Data records for software interfaces
------
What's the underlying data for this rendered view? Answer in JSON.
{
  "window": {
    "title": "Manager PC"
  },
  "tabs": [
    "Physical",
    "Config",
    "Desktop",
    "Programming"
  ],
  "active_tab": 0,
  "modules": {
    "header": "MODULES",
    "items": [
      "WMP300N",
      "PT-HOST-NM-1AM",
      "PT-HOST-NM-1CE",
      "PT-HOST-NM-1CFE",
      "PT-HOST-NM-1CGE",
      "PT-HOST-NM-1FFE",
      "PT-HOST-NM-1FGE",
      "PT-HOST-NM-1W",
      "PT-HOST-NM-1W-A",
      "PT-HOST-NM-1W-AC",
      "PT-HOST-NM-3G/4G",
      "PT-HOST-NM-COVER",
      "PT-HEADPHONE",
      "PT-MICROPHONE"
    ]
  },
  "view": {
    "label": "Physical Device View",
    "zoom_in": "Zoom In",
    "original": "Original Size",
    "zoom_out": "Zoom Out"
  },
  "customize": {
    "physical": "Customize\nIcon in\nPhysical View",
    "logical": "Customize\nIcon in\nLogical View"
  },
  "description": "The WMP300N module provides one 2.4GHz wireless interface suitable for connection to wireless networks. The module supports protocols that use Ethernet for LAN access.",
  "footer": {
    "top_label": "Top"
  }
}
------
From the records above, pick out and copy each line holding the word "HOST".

Response:
      "PT-HOST-NM-1AM",
      "PT-HOST-NM-1CE",
      "PT-HOST-NM-1CFE",
      "PT-HOST-NM-1CGE",
      "PT-HOST-NM-1FFE",
      "PT-HOST-NM-1FGE",
      "PT-HOST-NM-1W",
      "PT-HOST-NM-1W-A",
      "PT-HOST-NM-1W-AC",
      "PT-HOST-NM-3G/4G",
      "PT-HOST-NM-COVER",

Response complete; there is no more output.